Structural Stability of Braced Scaffolding and Formwork with Spigot Joints
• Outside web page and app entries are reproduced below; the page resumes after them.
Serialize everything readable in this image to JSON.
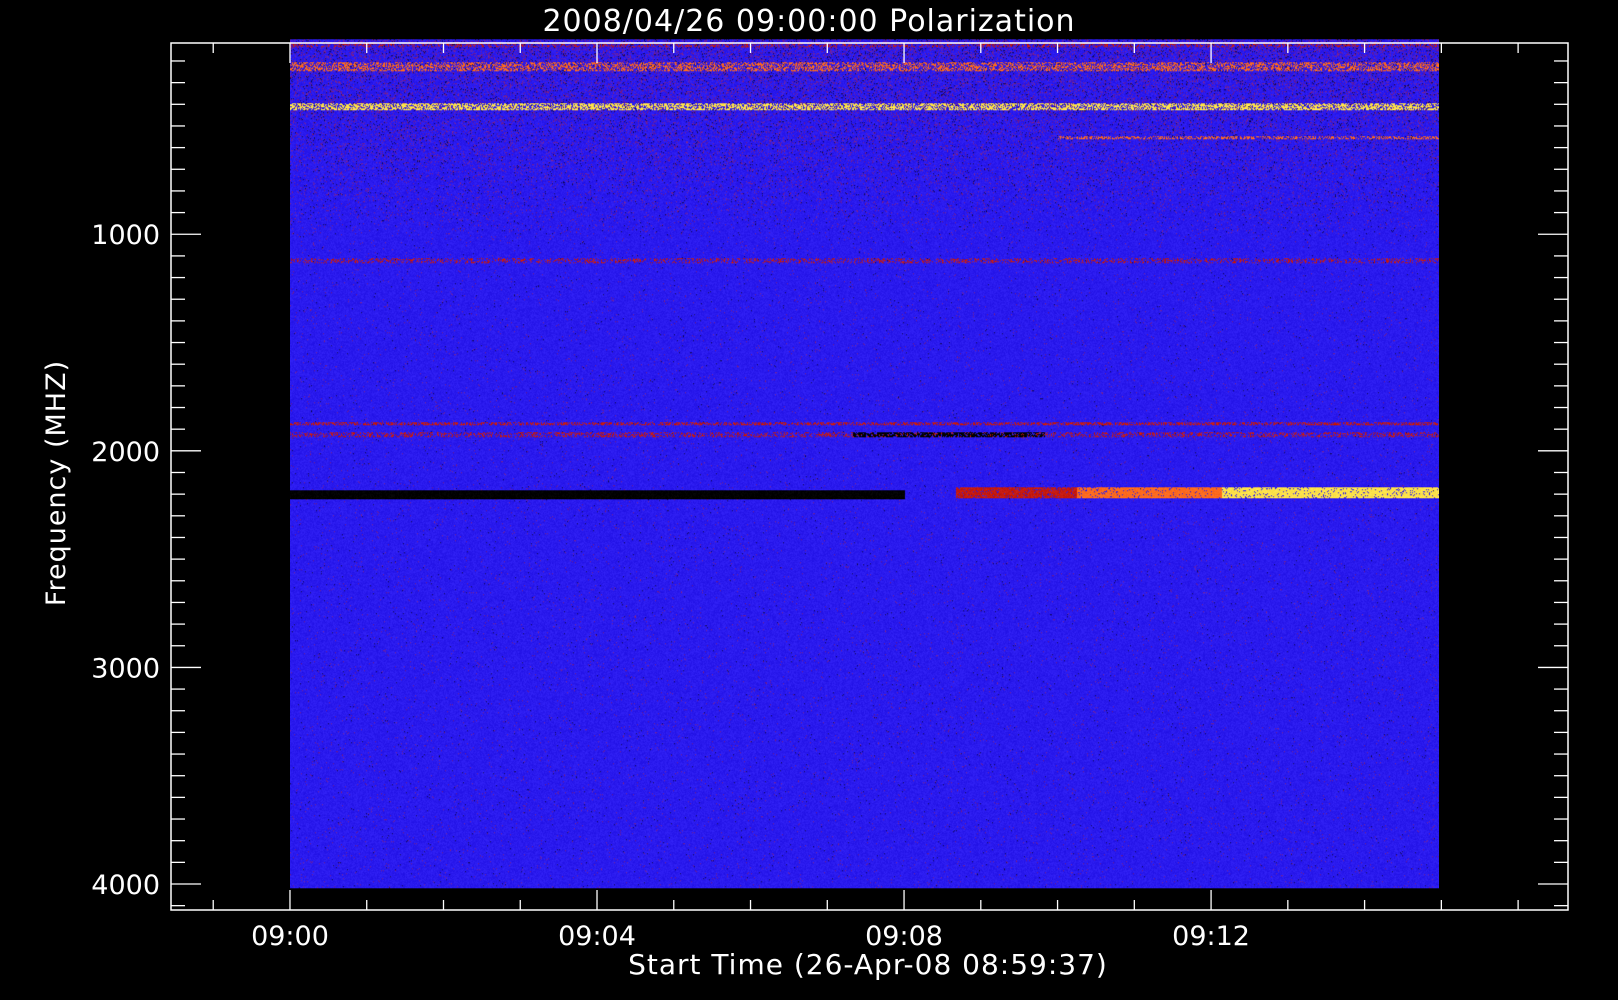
{
  "chart_data": {
    "type": "heatmap",
    "title": "2008/04/26 09:00:00 Polarization",
    "xlabel": "Start Time (26-Apr-08 08:59:37)",
    "ylabel": "Frequency (MHZ)",
    "x_axis": {
      "unit": "time",
      "range": [
        "08:58:27",
        "09:16:39"
      ],
      "data_range": [
        "09:00:00",
        "09:14:58"
      ],
      "major_ticks": [
        "09:00",
        "09:04",
        "09:08",
        "09:12"
      ],
      "minor_tick_step_seconds": 60
    },
    "y_axis": {
      "unit": "MHz",
      "inverted": true,
      "range": [
        117,
        4120
      ],
      "data_range": [
        100,
        4020
      ],
      "major_ticks": [
        1000,
        2000,
        3000,
        4000
      ],
      "minor_tick_step": 100
    },
    "grid": false,
    "colors": {
      "background": "#000000",
      "frame": "#ffffff",
      "baseline": "#2a1aee",
      "red": "#c51a10",
      "orange": "#ff6a1e",
      "yellow": "#ffe24a",
      "black": "#000000"
    },
    "features": [
      {
        "name": "rfi-band",
        "f_lo": 115,
        "f_hi": 135,
        "t_start": "09:00:00",
        "t_end": "09:14:58",
        "level": "red",
        "density": 0.3
      },
      {
        "name": "rfi-band",
        "f_lo": 205,
        "f_hi": 245,
        "t_start": "09:00:00",
        "t_end": "09:14:58",
        "level": "orange",
        "density": 0.45
      },
      {
        "name": "rfi-band",
        "f_lo": 395,
        "f_hi": 425,
        "t_start": "09:00:00",
        "t_end": "09:14:58",
        "level": "yellow",
        "density": 0.6
      },
      {
        "name": "rfi-band",
        "f_lo": 545,
        "f_hi": 560,
        "t_start": "09:10:00",
        "t_end": "09:14:58",
        "level": "orange",
        "density": 0.5
      },
      {
        "name": "rfi-band",
        "f_lo": 1110,
        "f_hi": 1130,
        "t_start": "09:00:00",
        "t_end": "09:14:58",
        "level": "red",
        "density": 0.3
      },
      {
        "name": "rfi-band",
        "f_lo": 1865,
        "f_hi": 1880,
        "t_start": "09:00:00",
        "t_end": "09:14:58",
        "level": "red",
        "density": 0.55
      },
      {
        "name": "rfi-band",
        "f_lo": 1910,
        "f_hi": 1935,
        "t_start": "09:00:00",
        "t_end": "09:14:58",
        "level": "red",
        "density": 0.35
      },
      {
        "name": "black-band",
        "f_lo": 1910,
        "f_hi": 1935,
        "t_start": "09:07:20",
        "t_end": "09:09:50",
        "level": "black",
        "density": 0.7
      },
      {
        "name": "black-band",
        "f_lo": 2180,
        "f_hi": 2220,
        "t_start": "09:00:00",
        "t_end": "09:08:00",
        "level": "black",
        "density": 1.0
      },
      {
        "name": "emission-band",
        "f_lo": 2165,
        "f_hi": 2215,
        "t_start": "09:08:40",
        "t_end": "09:14:58",
        "level": "yellow",
        "density": 0.9
      }
    ]
  }
}
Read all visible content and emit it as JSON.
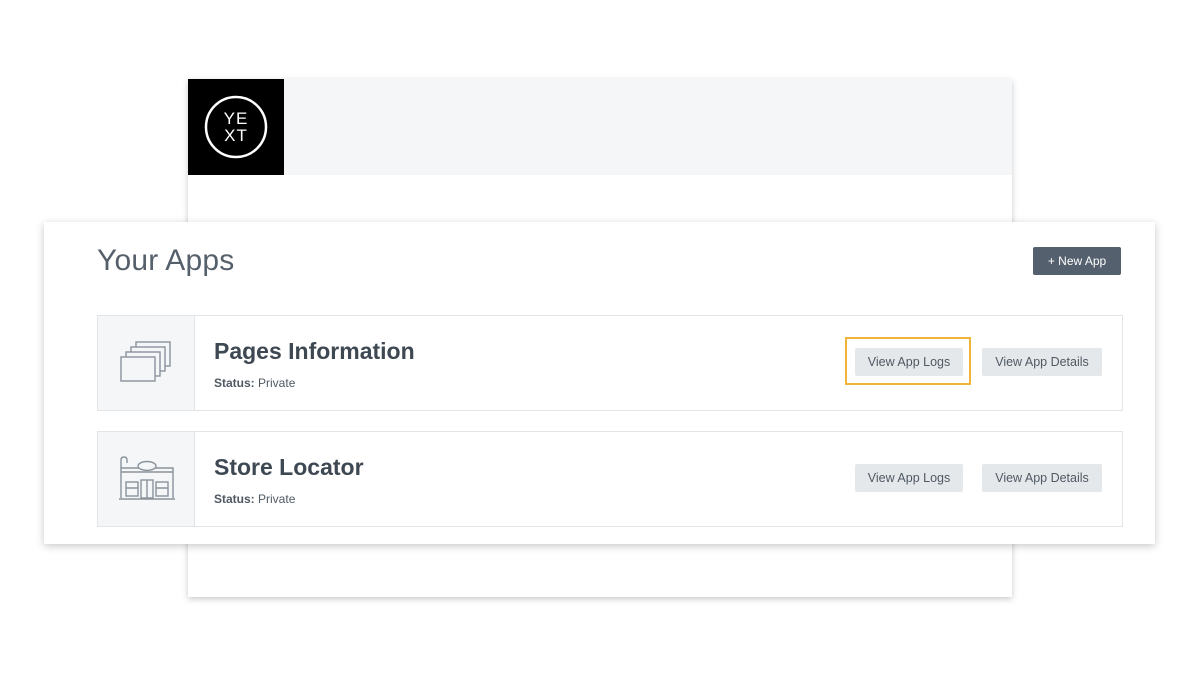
{
  "brand": {
    "logo_line1": "YE",
    "logo_line2": "XT"
  },
  "apps_panel": {
    "title": "Your Apps",
    "new_app_label": "+ New App"
  },
  "apps": [
    {
      "name": "Pages Information",
      "status_label": "Status:",
      "status_value": "Private",
      "icon": "stacked-pages-icon",
      "view_logs_label": "View App Logs",
      "view_details_label": "View App Details",
      "logs_highlighted": true
    },
    {
      "name": "Store Locator",
      "status_label": "Status:",
      "status_value": "Private",
      "icon": "storefront-icon",
      "view_logs_label": "View App Logs",
      "view_details_label": "View App Details",
      "logs_highlighted": false
    }
  ],
  "colors": {
    "logo_background": "#000000",
    "primary_button": "#55606e",
    "secondary_button": "#e5e8eb",
    "highlight_outline": "#f0b43a",
    "text_dark": "#3e4852"
  }
}
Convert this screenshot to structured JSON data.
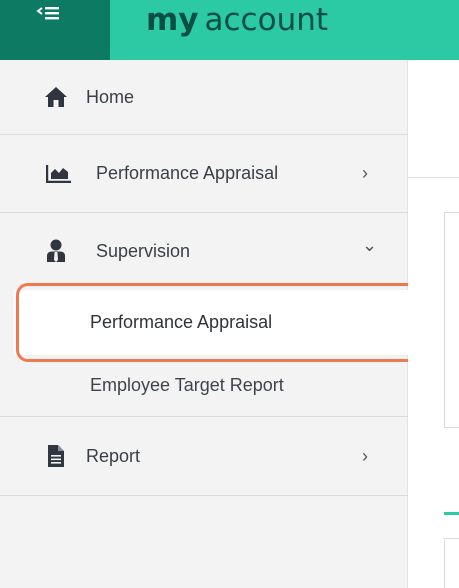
{
  "header": {
    "brand_bold": "my",
    "brand_light": "account"
  },
  "sidebar": {
    "items": [
      {
        "label": "Home",
        "icon": "home-icon"
      },
      {
        "label": "Performance Appraisal",
        "icon": "area-chart-icon",
        "chevron": "›"
      },
      {
        "label": "Supervision",
        "icon": "supervisor-icon",
        "chevron": "⌄",
        "expanded": true,
        "children": [
          {
            "label": "Performance Appraisal",
            "active": true
          },
          {
            "label": "Employee Target Report"
          }
        ]
      },
      {
        "label": "Report",
        "icon": "document-icon",
        "chevron": "›"
      }
    ]
  },
  "colors": {
    "header_dark": "#0d7a63",
    "header_accent": "#2cc9a5",
    "highlight_border": "#ef7a52",
    "sidebar_bg": "#f3f3f4"
  }
}
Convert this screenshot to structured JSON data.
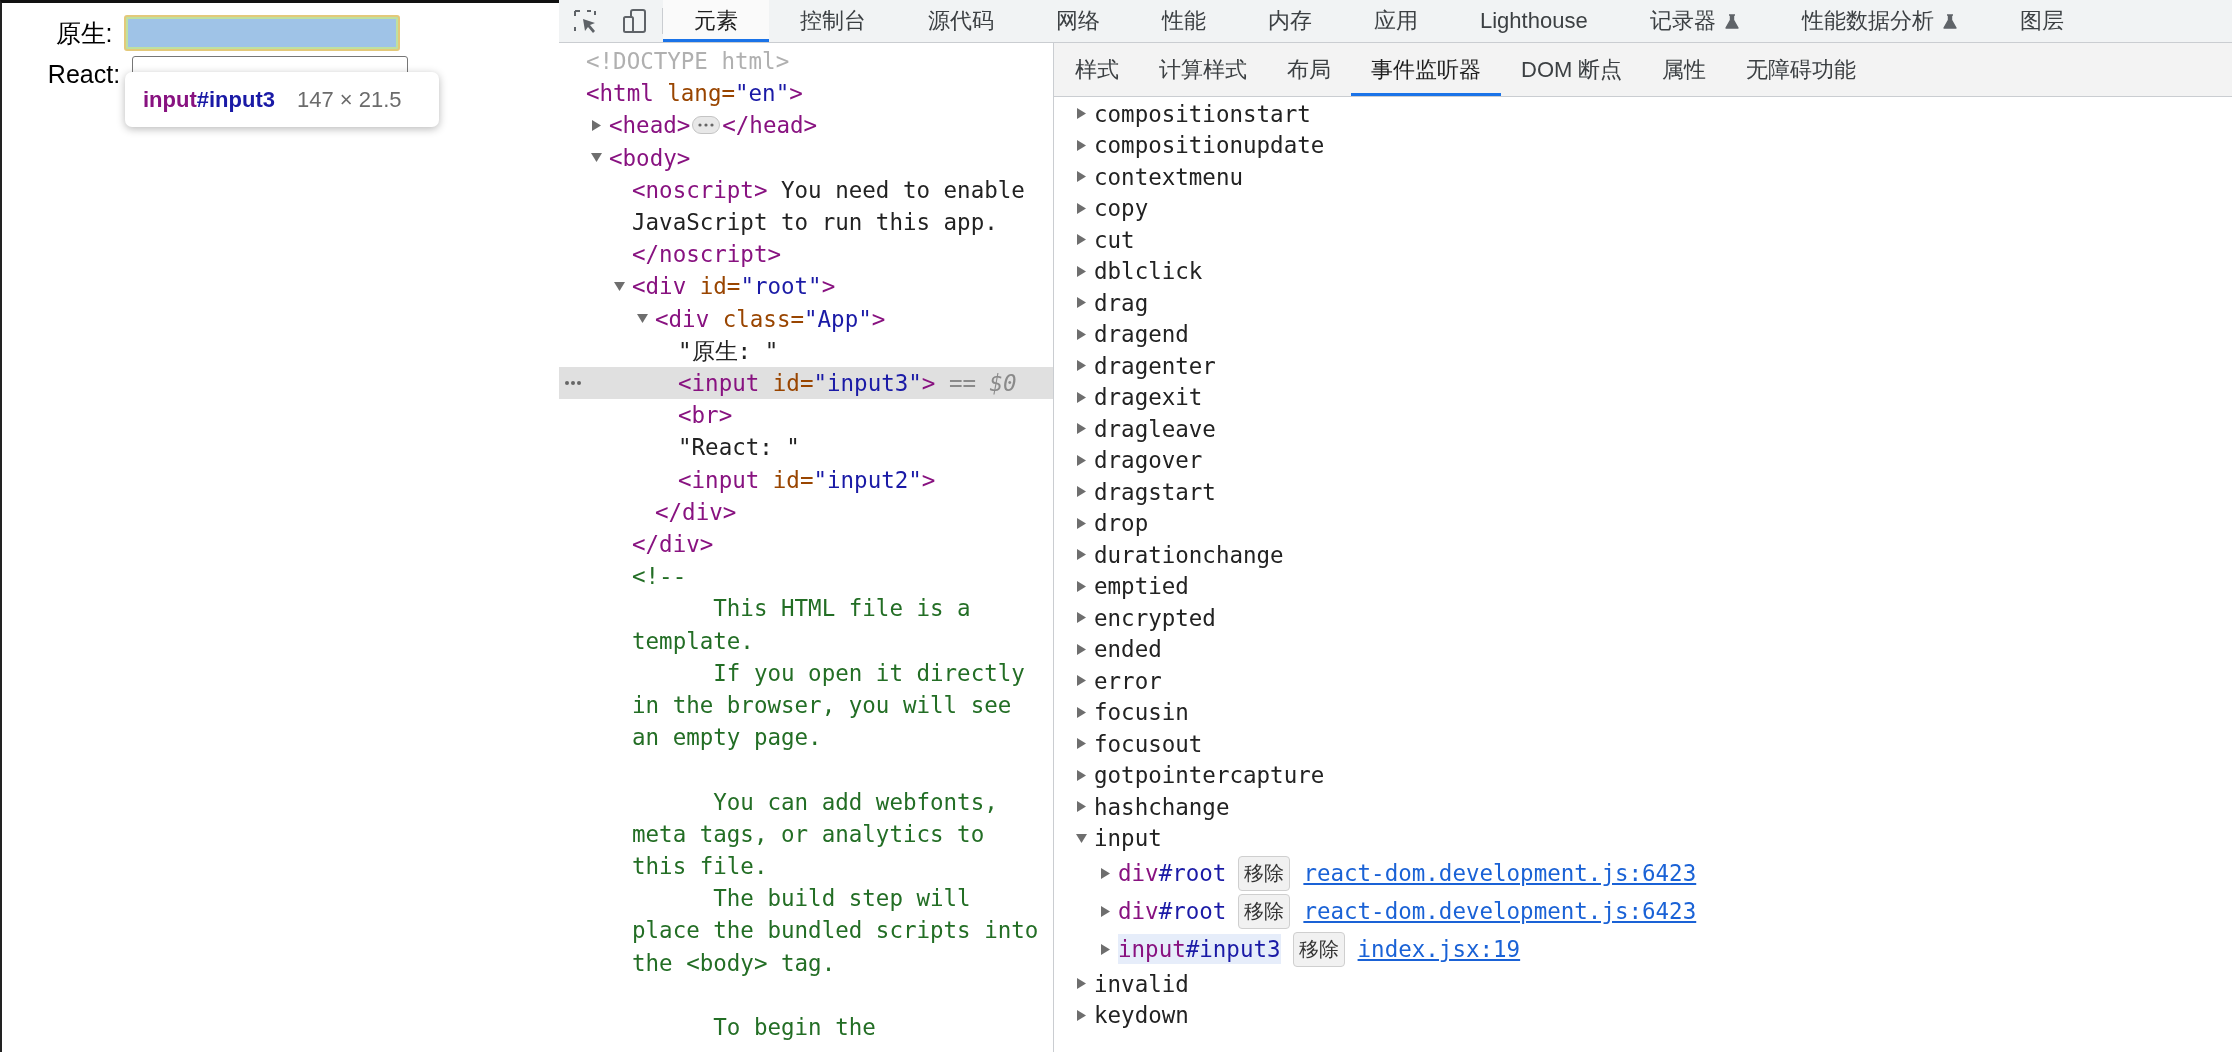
{
  "page": {
    "fields": [
      {
        "label": "原生:",
        "highlighted": true
      },
      {
        "label": "React:",
        "highlighted": false
      }
    ],
    "tooltip": {
      "tag": "input",
      "id": "#input3",
      "size": "147 × 21.5"
    }
  },
  "devtools": {
    "tabs": [
      {
        "label": "元素",
        "selected": true,
        "experimental": false
      },
      {
        "label": "控制台",
        "selected": false,
        "experimental": false
      },
      {
        "label": "源代码",
        "selected": false,
        "experimental": false
      },
      {
        "label": "网络",
        "selected": false,
        "experimental": false
      },
      {
        "label": "性能",
        "selected": false,
        "experimental": false
      },
      {
        "label": "内存",
        "selected": false,
        "experimental": false
      },
      {
        "label": "应用",
        "selected": false,
        "experimental": false
      },
      {
        "label": "Lighthouse",
        "selected": false,
        "experimental": false
      },
      {
        "label": "记录器",
        "selected": false,
        "experimental": true
      },
      {
        "label": "性能数据分析",
        "selected": false,
        "experimental": true
      },
      {
        "label": "图层",
        "selected": false,
        "experimental": false
      }
    ],
    "dom_tree": [
      {
        "selected": false,
        "tokens": [
          {
            "kind": "doctype",
            "text": "<!DOCTYPE html>"
          }
        ]
      },
      {
        "selected": false,
        "tokens": [
          {
            "kind": "tag",
            "text": "<html"
          },
          {
            "kind": "attr",
            "text": " lang="
          },
          {
            "kind": "value",
            "text": "\"en\""
          },
          {
            "kind": "tag",
            "text": ">"
          }
        ],
        "children": [
          {
            "selected": false,
            "expanded": false,
            "tokens": [
              {
                "kind": "tag",
                "text": "<head>"
              },
              {
                "kind": "collapsed"
              },
              {
                "kind": "tag",
                "text": "</head>"
              }
            ]
          },
          {
            "selected": false,
            "expanded": true,
            "tokens": [
              {
                "kind": "tag",
                "text": "<body>"
              }
            ],
            "children": [
              {
                "selected": false,
                "tokens": [
                  {
                    "kind": "tag",
                    "text": "<noscript>"
                  },
                  {
                    "kind": "text",
                    "text": " You need to enable JavaScript to run this app."
                  }
                ],
                "close": [
                  {
                    "kind": "tag",
                    "text": "</noscript>"
                  }
                ]
              },
              {
                "selected": false,
                "expanded": true,
                "tokens": [
                  {
                    "kind": "tag",
                    "text": "<div"
                  },
                  {
                    "kind": "attr",
                    "text": " id="
                  },
                  {
                    "kind": "value",
                    "text": "\"root\""
                  },
                  {
                    "kind": "tag",
                    "text": ">"
                  }
                ],
                "close": [
                  {
                    "kind": "tag",
                    "text": "</div>"
                  }
                ],
                "children": [
                  {
                    "selected": false,
                    "expanded": true,
                    "tokens": [
                      {
                        "kind": "tag",
                        "text": "<div"
                      },
                      {
                        "kind": "attr",
                        "text": " class="
                      },
                      {
                        "kind": "value",
                        "text": "\"App\""
                      },
                      {
                        "kind": "tag",
                        "text": ">"
                      }
                    ],
                    "close": [
                      {
                        "kind": "tag",
                        "text": "</div>"
                      }
                    ],
                    "children": [
                      {
                        "selected": false,
                        "tokens": [
                          {
                            "kind": "text",
                            "text": "\"原生: \""
                          }
                        ]
                      },
                      {
                        "selected": true,
                        "tokens": [
                          {
                            "kind": "tag",
                            "text": "<input"
                          },
                          {
                            "kind": "attr",
                            "text": " id="
                          },
                          {
                            "kind": "value",
                            "text": "\"input3\""
                          },
                          {
                            "kind": "tag",
                            "text": ">"
                          },
                          {
                            "kind": "ref",
                            "text": " == $0"
                          }
                        ]
                      },
                      {
                        "selected": false,
                        "tokens": [
                          {
                            "kind": "tag",
                            "text": "<br>"
                          }
                        ]
                      },
                      {
                        "selected": false,
                        "tokens": [
                          {
                            "kind": "text",
                            "text": "\"React: \""
                          }
                        ]
                      },
                      {
                        "selected": false,
                        "tokens": [
                          {
                            "kind": "tag",
                            "text": "<input"
                          },
                          {
                            "kind": "attr",
                            "text": " id="
                          },
                          {
                            "kind": "value",
                            "text": "\"input2\""
                          },
                          {
                            "kind": "tag",
                            "text": ">"
                          }
                        ]
                      }
                    ]
                  }
                ]
              },
              {
                "selected": false,
                "tokens": [
                  {
                    "kind": "comment",
                    "text": "<!--\n      This HTML file is a template.\n      If you open it directly in the browser, you will see an empty page.\n\n      You can add webfonts, meta tags, or analytics to this file.\n      The build step will place the bundled scripts into the <body> tag.\n\n      To begin the"
                  }
                ]
              }
            ]
          }
        ]
      }
    ],
    "sidebar_tabs": [
      {
        "label": "样式",
        "selected": false
      },
      {
        "label": "计算样式",
        "selected": false
      },
      {
        "label": "布局",
        "selected": false
      },
      {
        "label": "事件监听器",
        "selected": true
      },
      {
        "label": "DOM 断点",
        "selected": false
      },
      {
        "label": "属性",
        "selected": false
      },
      {
        "label": "无障碍功能",
        "selected": false
      }
    ],
    "events": [
      {
        "name": "compositionstart",
        "expanded": false
      },
      {
        "name": "compositionupdate",
        "expanded": false
      },
      {
        "name": "contextmenu",
        "expanded": false
      },
      {
        "name": "copy",
        "expanded": false
      },
      {
        "name": "cut",
        "expanded": false
      },
      {
        "name": "dblclick",
        "expanded": false
      },
      {
        "name": "drag",
        "expanded": false
      },
      {
        "name": "dragend",
        "expanded": false
      },
      {
        "name": "dragenter",
        "expanded": false
      },
      {
        "name": "dragexit",
        "expanded": false
      },
      {
        "name": "dragleave",
        "expanded": false
      },
      {
        "name": "dragover",
        "expanded": false
      },
      {
        "name": "dragstart",
        "expanded": false
      },
      {
        "name": "drop",
        "expanded": false
      },
      {
        "name": "durationchange",
        "expanded": false
      },
      {
        "name": "emptied",
        "expanded": false
      },
      {
        "name": "encrypted",
        "expanded": false
      },
      {
        "name": "ended",
        "expanded": false
      },
      {
        "name": "error",
        "expanded": false
      },
      {
        "name": "focusin",
        "expanded": false
      },
      {
        "name": "focusout",
        "expanded": false
      },
      {
        "name": "gotpointercapture",
        "expanded": false
      },
      {
        "name": "hashchange",
        "expanded": false
      },
      {
        "name": "input",
        "expanded": true,
        "listeners": [
          {
            "tag": "div",
            "id": "#root",
            "remove": "移除",
            "source": "react-dom.development.js:6423",
            "expanded": false,
            "highlighted": false
          },
          {
            "tag": "div",
            "id": "#root",
            "remove": "移除",
            "source": "react-dom.development.js:6423",
            "expanded": false,
            "highlighted": false
          },
          {
            "tag": "input",
            "id": "#input3",
            "remove": "移除",
            "source": "index.jsx:19",
            "expanded": false,
            "highlighted": true
          }
        ]
      },
      {
        "name": "invalid",
        "expanded": false
      },
      {
        "name": "keydown",
        "expanded": false
      }
    ]
  }
}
Steel Scaffolding systems are often constructed from cold-formed circular hollow sections. The beams of this system are normally called "ledgers" and the columns are normally called "standards". To allow the system to be quickly erected on site, "spigot joints" are inserted in the standards. The spigot joints consist of smaller diameter tubes which slide into the larger diameter tubes to provide a safe connection under gravity load. However, the spigot joints may have a lack of fit, and when located midway between the ledgers, they can cause significant out-of-straightness in a standard. This PΔ effect may weaken the standard as a column and lead to a reduced load capacity of the scaffold system. The paper describes tests on sub-assemblages of scaffolding with and without spigot joints. Concentric and eccentric loading eccentricity was also investigated. The results are compared with a nonlinear inelastic finite element frame analysis (program NIFA) developed at the University of Sydney. The nonlinear analysis included special modelling of the spigot joints. The results are also compared with design capacities computed using the Australian Steel Structures standard AS 4100-1998. Conclusions are given regarding the modelling of the spigot joints and the effect of the spigot joints on the strength of scaffolding systems.